Questions to Consider
1. Study verses 1-5. In what ways does this passage contrast truth with falsehood? List the individual words in these verses that convey the idea of falsehood or dishonesty. List the words that convey the idea of truthfulness. Who is the origin of all falsehood and deception? Compare “deceitful spirits” and “demons” (1) with John 8:44. Who is the origin of truth? Compare the statements about truth in 2b-5 with John 14:6, 17:17.
Recalling that 1 Timothy is a letter breathed out by the Holy Spirit to a pastor about the church, explain why it is important to God, to pastors, and to the church body that the church be a place of truth rather than a place of deception, false teaching, and lies.
3. Look closely at the way false doctrine and false teaching are described in verses 1-2. Is Paul wrongly using a “harsh tone” or being “unloving” toward false teachers as some Christians might accuse him of today? (Again, Who breathed out these Scriptures?)
4. Compare 4-5 with 2:9. Is there anything inherently sinful about braided hair, gold, pearls, or an expensive garment – these objects themselves, and/or owning/wearing them? Explain the primacy of the attitude of our hearts when it comes to these objects, marriage, and food (3). What does verse 5 mean when it says that these things are made holy “by the word of God and prayer”? How does this apply to your “relationship” with the things you own, wear, or participate in?
5. What is Paul instructing Timothy to do when he says, “If you put these things before the brothers,” (6)?
6. Examine 6-16. In chapter 3, the Holy Spirit gives a list of character qualifications for pastors – what they are to be. In 4:6-16 the Holy Spirit gives a list of instructions for pastors – what they are to __. Work your way through these verses and make a list of the things the Holy Spirit wants pastors to do. Circle or highlight any of these instructions and principles that do not apply to the laity (Christians who are not pastors). If pastors are supposed to “set the Believers an example” (12) what does that tell us about the need for us to follow the instructions in 6-16 that apply to both pastors and non-pastors?

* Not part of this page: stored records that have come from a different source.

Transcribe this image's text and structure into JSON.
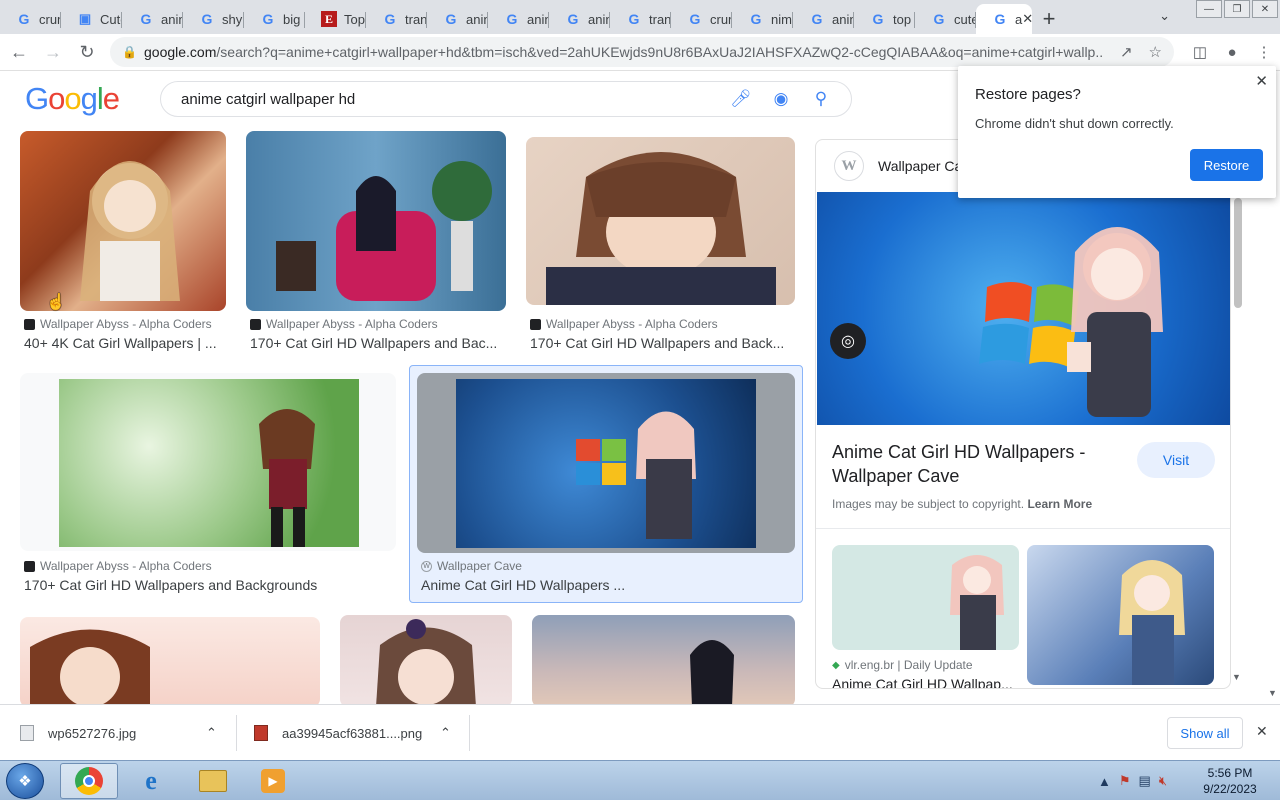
{
  "browser": {
    "tabs": [
      {
        "favicon": "google-icon",
        "label": "crun"
      },
      {
        "favicon": "cute-icon",
        "label": "Cute"
      },
      {
        "favicon": "google-icon",
        "label": "anin"
      },
      {
        "favicon": "google-icon",
        "label": "shy"
      },
      {
        "favicon": "google-icon",
        "label": "big"
      },
      {
        "favicon": "e-icon",
        "label": "Top"
      },
      {
        "favicon": "google-icon",
        "label": "tran"
      },
      {
        "favicon": "google-icon",
        "label": "anin"
      },
      {
        "favicon": "google-icon",
        "label": "anin"
      },
      {
        "favicon": "google-icon",
        "label": "anin"
      },
      {
        "favicon": "google-icon",
        "label": "tran"
      },
      {
        "favicon": "google-icon",
        "label": "crun"
      },
      {
        "favicon": "google-icon",
        "label": "nim"
      },
      {
        "favicon": "google-icon",
        "label": "anin"
      },
      {
        "favicon": "google-icon",
        "label": "top"
      },
      {
        "favicon": "google-icon",
        "label": "cute"
      },
      {
        "favicon": "google-icon",
        "label": "a"
      }
    ],
    "address_domain": "google.com",
    "address_path": "/search?q=anime+catgirl+wallpaper+hd&tbm=isch&ved=2ahUKEwjds9nU8r6BAxUaJ2IAHSFXAZwQ2-cCegQIABAA&oq=anime+catgirl+wallp..."
  },
  "google": {
    "logo": "Google",
    "query": "anime catgirl wallpaper hd"
  },
  "results": [
    {
      "source": "Wallpaper Abyss - Alpha Coders",
      "title": "40+ 4K Cat Girl Wallpapers | ..."
    },
    {
      "source": "Wallpaper Abyss - Alpha Coders",
      "title": "170+ Cat Girl HD Wallpapers and Bac..."
    },
    {
      "source": "Wallpaper Abyss - Alpha Coders",
      "title": "170+ Cat Girl HD Wallpapers and Back..."
    },
    {
      "source": "Wallpaper Abyss - Alpha Coders",
      "title": "170+ Cat Girl HD Wallpapers and Backgrounds"
    },
    {
      "source": "Wallpaper Cave",
      "title": "Anime Cat Girl HD Wallpapers ..."
    }
  ],
  "panel": {
    "site": "Wallpaper Ca",
    "title": "Anime Cat Girl HD Wallpapers - Wallpaper Cave",
    "visit": "Visit",
    "copyright": "Images may be subject to copyright.",
    "learn_more": "Learn More",
    "related_source": "vlr.eng.br | Daily Update",
    "related_title": "Anime Cat Girl HD Wallpap..."
  },
  "popup": {
    "title": "Restore pages?",
    "message": "Chrome didn't shut down correctly.",
    "button": "Restore"
  },
  "downloads": {
    "items": [
      {
        "filename": "wp6527276.jpg"
      },
      {
        "filename": "aa39945acf63881....png"
      }
    ],
    "show_all": "Show all"
  },
  "taskbar": {
    "time": "5:56 PM",
    "date": "9/22/2023"
  }
}
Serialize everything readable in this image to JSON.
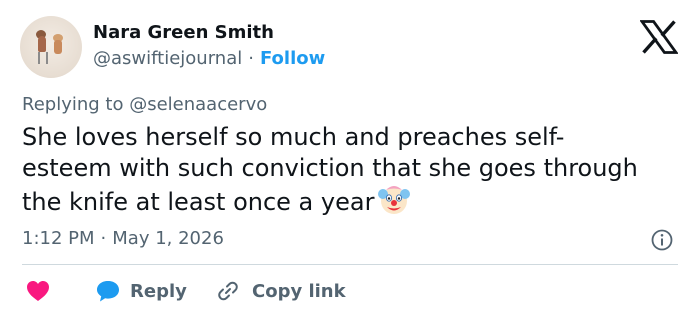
{
  "author": {
    "name": "Nara Green Smith",
    "handle": "@aswiftiejournal",
    "separator": "·",
    "follow_label": "Follow"
  },
  "replying_to": "Replying to @selenaacervo",
  "tweet": {
    "text": "She loves herself so much and preaches self-\nesteem with such conviction that she goes through\nthe knife at least once a year",
    "emoji": "clown-face-icon"
  },
  "meta": {
    "time": "1:12 PM",
    "separator": "·",
    "date": "May 1, 2026"
  },
  "actions": {
    "reply_label": "Reply",
    "copy_link_label": "Copy link"
  },
  "colors": {
    "accent": "#1d9bf0",
    "heart": "#f91880",
    "muted_text": "#536471",
    "text": "#0f1419",
    "divider": "#cfd9de"
  }
}
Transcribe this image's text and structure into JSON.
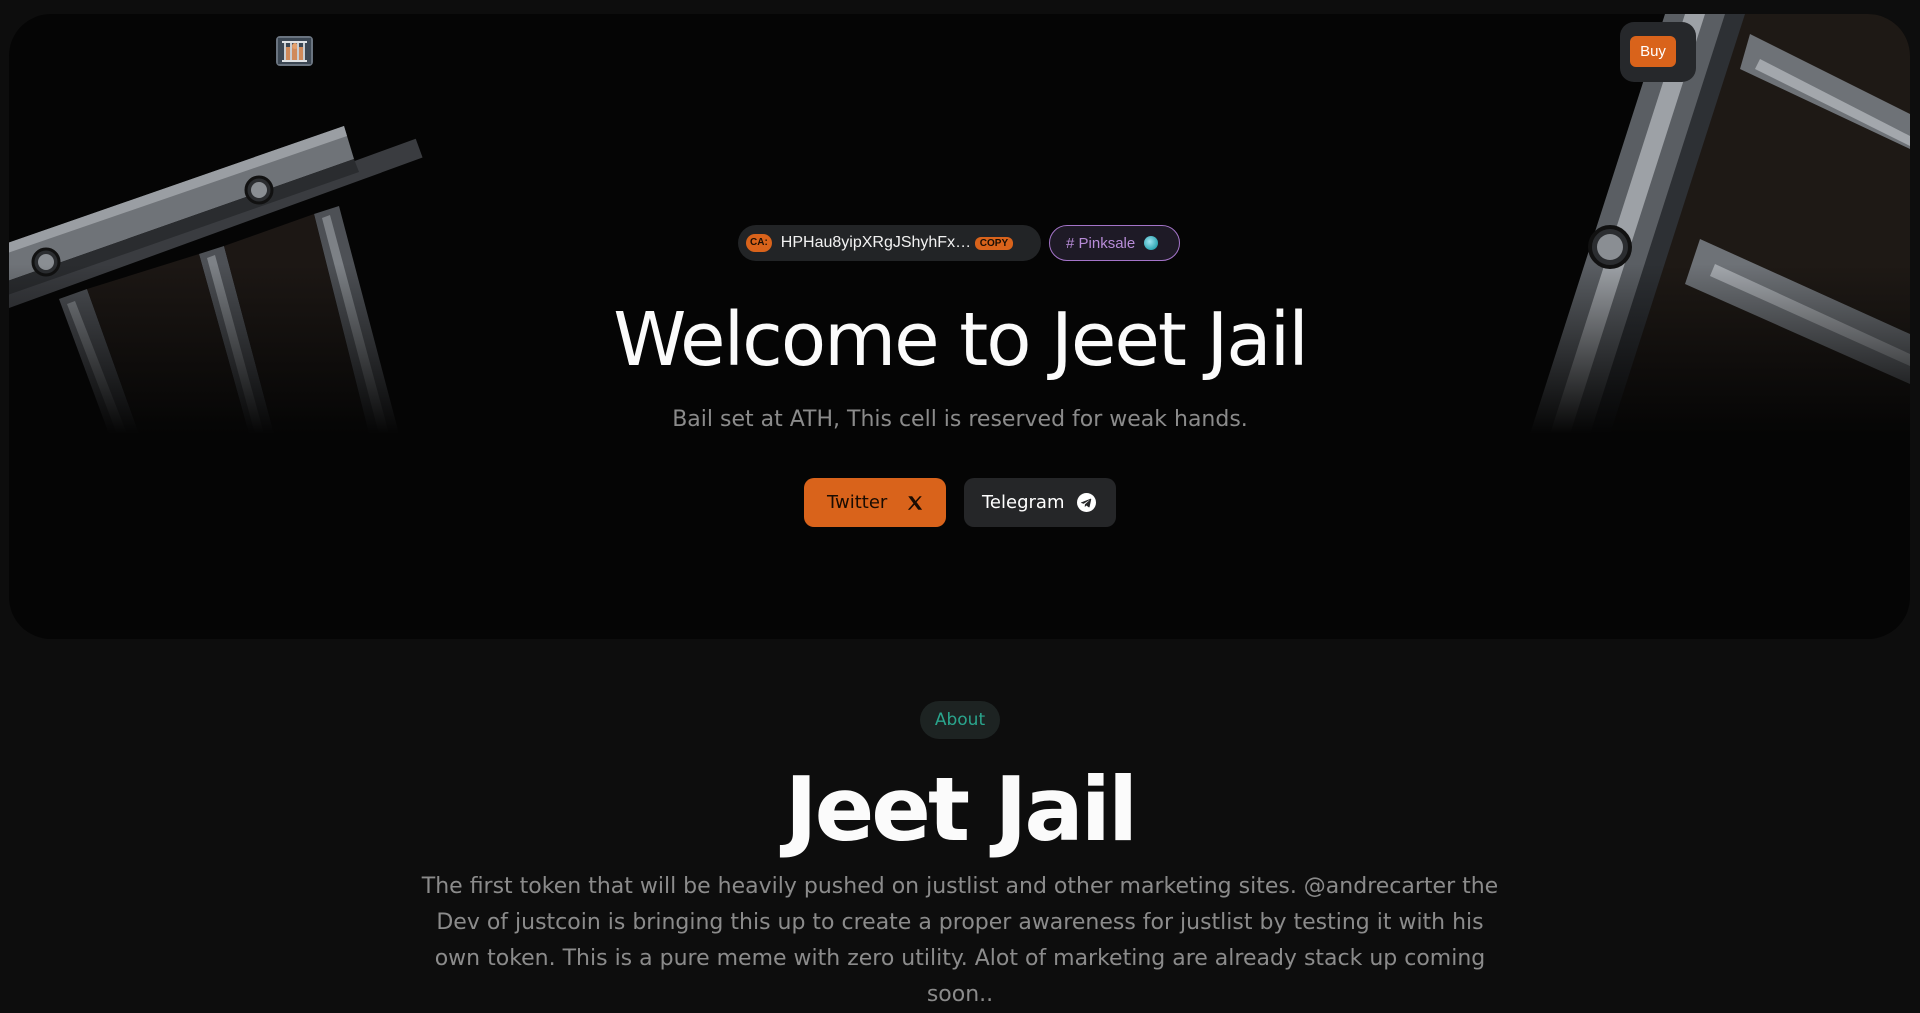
{
  "nav": {
    "logo_alt": "Jeet Jail jail-cell logo",
    "buy_label": "Buy"
  },
  "hero": {
    "ca_badge": "CA:",
    "contract_address": "HPHau8yipXRgJShyhFx…",
    "copy_label": "COPY",
    "pinksale_label": "# Pinksale",
    "title": "Welcome to Jeet Jail",
    "subtitle": "Bail set at ATH, This cell is reserved for weak hands.",
    "twitter_label": "Twitter",
    "telegram_label": "Telegram"
  },
  "about": {
    "badge": "About",
    "title": "Jeet Jail",
    "text": "The first token that will be heavily pushed on justlist and other marketing sites. @andrecarter the Dev of justcoin is bringing this up to create a proper awareness for justlist by testing it with his own token. This is a pure meme with zero utility. Alot of marketing are already stack up coming soon.."
  },
  "colors": {
    "accent": "#d9631b",
    "background": "#0d0d0d",
    "hero_background": "#050505",
    "pinksale": "#b88cd8",
    "about_teal": "#2aa58d"
  },
  "icons": [
    "jail-logo-icon",
    "x-icon",
    "telegram-icon",
    "globe-icon"
  ]
}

How does 2:11-15 apply to the way women are to follow these instructions? Is there any way in which the qualifications for pastors and deacons in chapter 3 should inform the way in which men follow these instructions? (For example: compare 3:2’s “able to teach” with 4:11’s “teach these things”. If a man is not “able to teach”, should he be in a teaching role in the church?)
7. What metaphor does Paul employ in 6-10 to describe training for godliness? How is spiritual training like physical training? How are they different?
8. Look closely at verse 9. We see this same phraseology four times in 1-2 Timothy. What does this statement mean, and why do you think Paul says it so often?
9. Compare the way Paul again inserts the gospel smack dab into the middle of his instructions to Timothy (10) to the way he has already done this in chapters 1, 2, and 3. How does this motif help us to see that everything we do in the church and in our own lives should revolve around and point back to the gospel?
Can you think of any churches, denominations, religions, cults, or movements today that “forbid marriage and require abstinence from foods” (3) for its leaders and/or members? Do some research, find out what is forbidden for whom, and examine the major points of the organization’s doctrine (ex: the nature of God, how people can be made right with God, etc.). Does it match up with biblical doctrine?
Suggested Memory Verse